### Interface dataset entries
★ ★ ★ ★

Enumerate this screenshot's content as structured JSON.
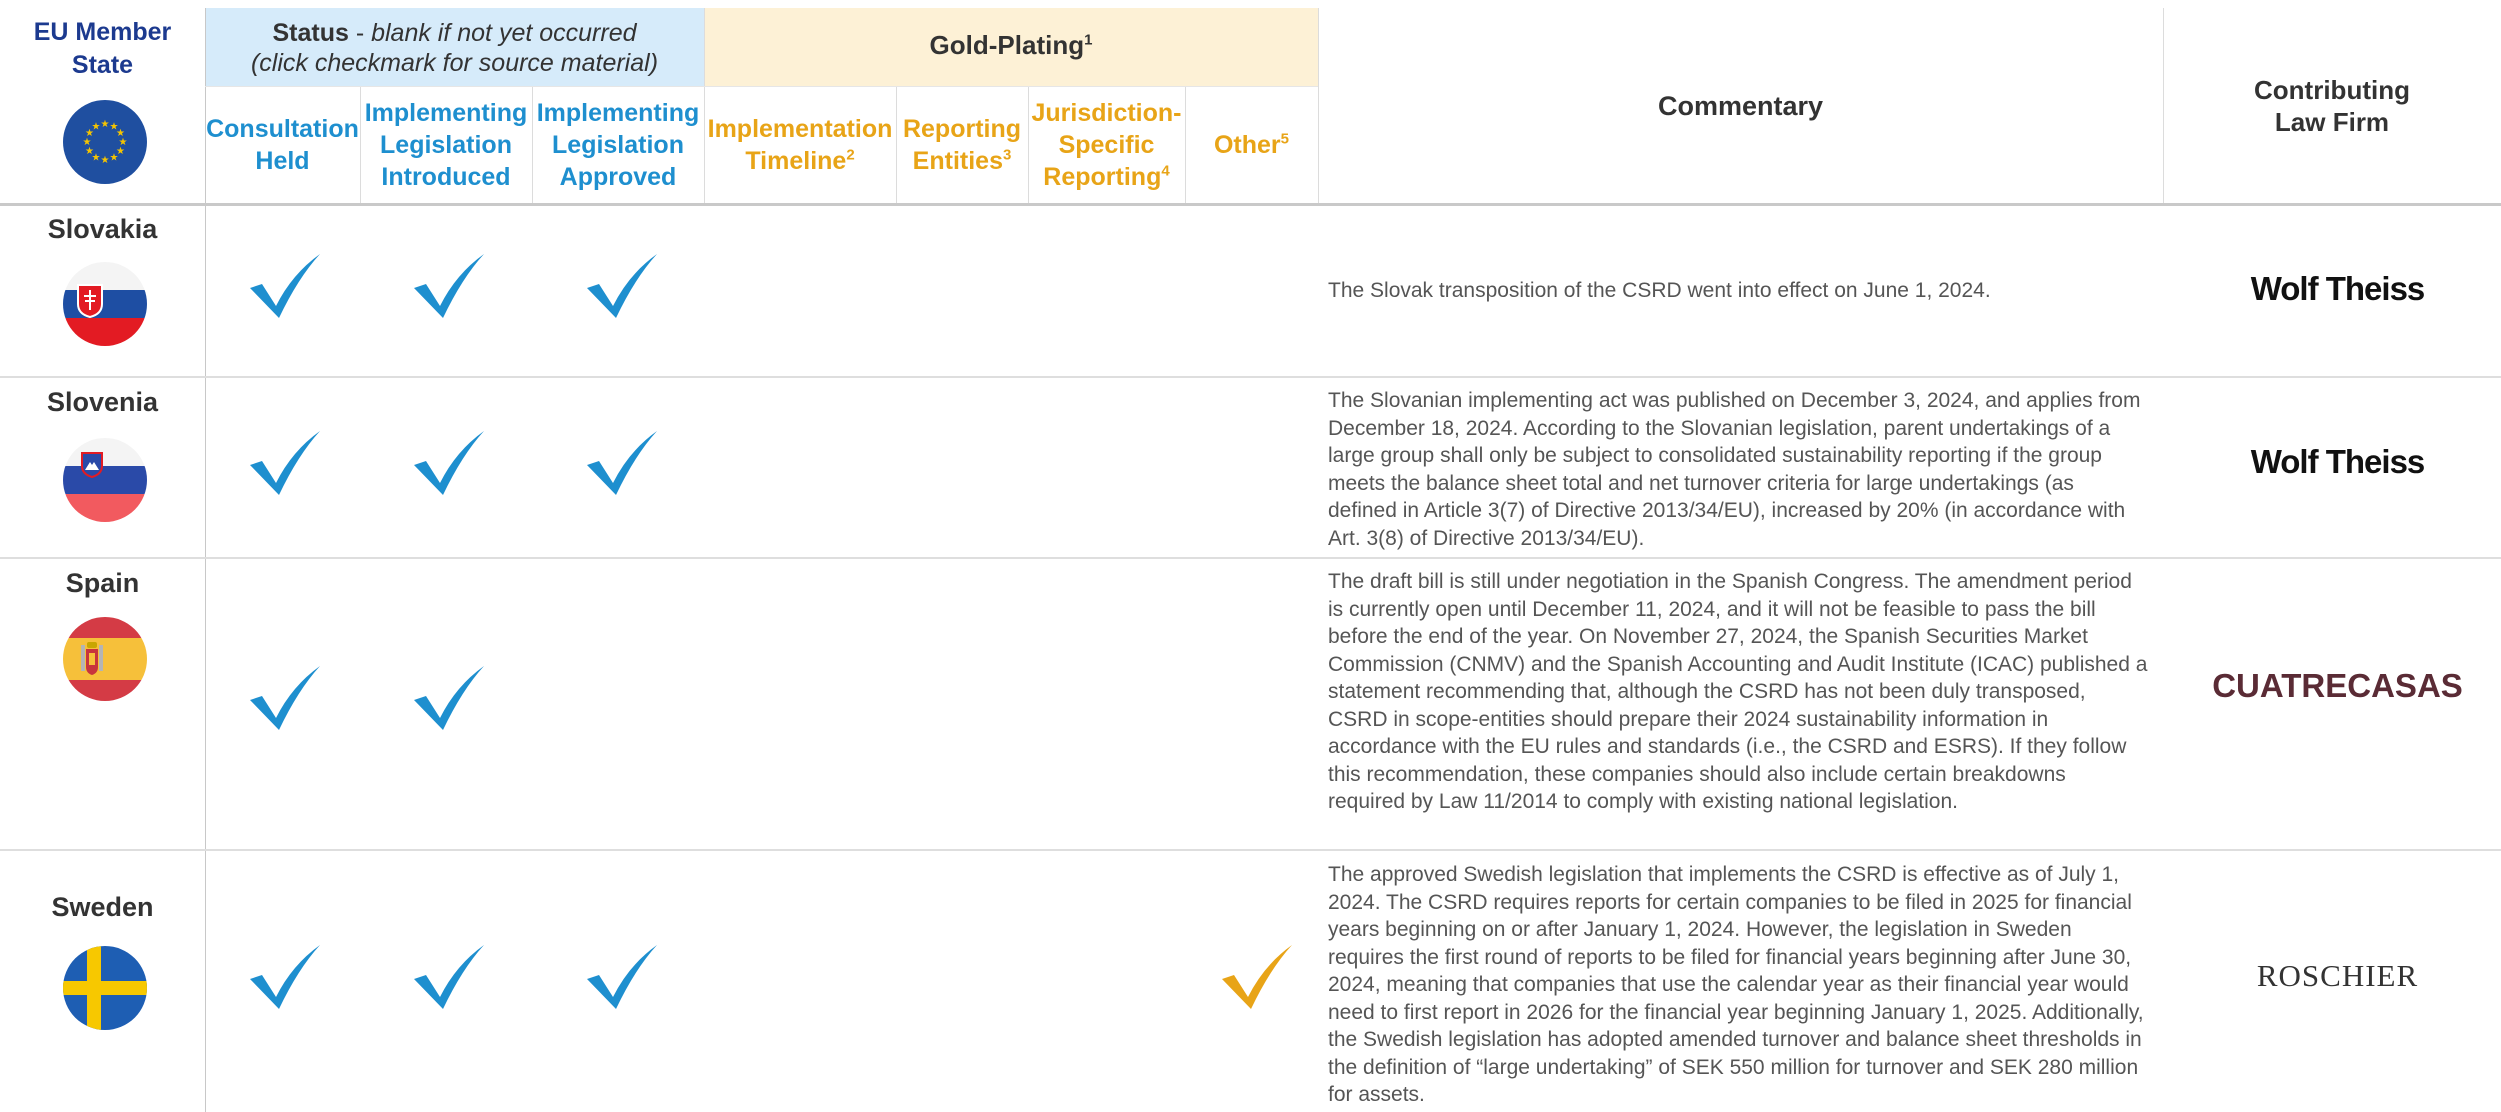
{
  "header": {
    "member_state": "EU Member State",
    "status_title": "Status",
    "status_sep": " - ",
    "status_note": "blank if not yet occurred",
    "status_note2": "(click checkmark for source material)",
    "gold_title": "Gold-Plating",
    "gold_sup": "1",
    "commentary": "Commentary",
    "law_firm": "Contributing Law Firm",
    "columns": {
      "consultation": "Consultation Held",
      "introduced": "Implementing Legislation Introduced",
      "approved": "Implementing Legislation Approved",
      "timeline": "Implementation Timeline",
      "timeline_sup": "2",
      "entities": "Reporting Entities",
      "entities_sup": "3",
      "jurisdiction": "Jurisdiction-Specific Reporting",
      "jurisdiction_sup": "4",
      "other": "Other",
      "other_sup": "5"
    }
  },
  "rows": [
    {
      "country": "Slovakia",
      "checks": {
        "consultation": true,
        "introduced": true,
        "approved": true,
        "other": false
      },
      "commentary": "The Slovak transposition of the CSRD went into effect on June 1, 2024.",
      "law_firm": "Wolf Theiss"
    },
    {
      "country": "Slovenia",
      "checks": {
        "consultation": true,
        "introduced": true,
        "approved": true,
        "other": false
      },
      "commentary": "The Slovanian implementing act was published on December 3, 2024, and applies from December 18, 2024. According to the Slovanian legislation, parent undertakings of a large group shall only be subject to consolidated sustainability reporting if the group meets the balance sheet total and net turnover criteria for large undertakings (as defined in Article 3(7) of Directive 2013/34/EU), increased by 20% (in accordance with Art. 3(8) of Directive 2013/34/EU).",
      "law_firm": "Wolf Theiss"
    },
    {
      "country": "Spain",
      "checks": {
        "consultation": true,
        "introduced": true,
        "approved": false,
        "other": false
      },
      "commentary": "The draft bill is still under negotiation in the Spanish Congress. The amendment period is currently open until December 11, 2024, and it will not be feasible to pass the bill before the end of the year. On November 27, 2024, the Spanish Securities Market Commission (CNMV) and the Spanish Accounting and Audit Institute (ICAC) published a statement recommending that, although the CSRD has not been duly transposed, CSRD in scope-entities should prepare their 2024 sustainability information in accordance with the EU rules and standards (i.e., the CSRD and ESRS). If they follow this recommendation, these companies should also include certain breakdowns required by Law 11/2014 to comply with existing national legislation.",
      "law_firm": "CUATRECASAS"
    },
    {
      "country": "Sweden",
      "checks": {
        "consultation": true,
        "introduced": true,
        "approved": true,
        "other": true
      },
      "commentary": "The approved Swedish legislation that implements the CSRD is effective as of July 1, 2024. The CSRD requires reports for certain companies to be filed in 2025 for financial years beginning on or after January 1, 2024. However, the legislation in Sweden requires the first round of reports to be filed for financial years beginning after June 30, 2024, meaning that companies that use the calendar year as their financial year would need to first report in 2026 for the financial year beginning January 1, 2025. Additionally, the Swedish legislation has adopted amended turnover and balance sheet thresholds in the definition of “large undertaking” of SEK 550 million for turnover and SEK 280 million for assets.",
      "law_firm": "ROSCHIER"
    }
  ],
  "colors": {
    "status_blue": "#1e8fcf",
    "gold": "#e8a417",
    "member_state_navy": "#1c3a8f",
    "cuatrecasas": "#5a2b35"
  }
}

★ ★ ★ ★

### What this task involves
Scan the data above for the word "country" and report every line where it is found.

### Answer to this task
      "country": "Slovakia",
      "country": "Slovenia",
      "country": "Spain",
      "country": "Sweden",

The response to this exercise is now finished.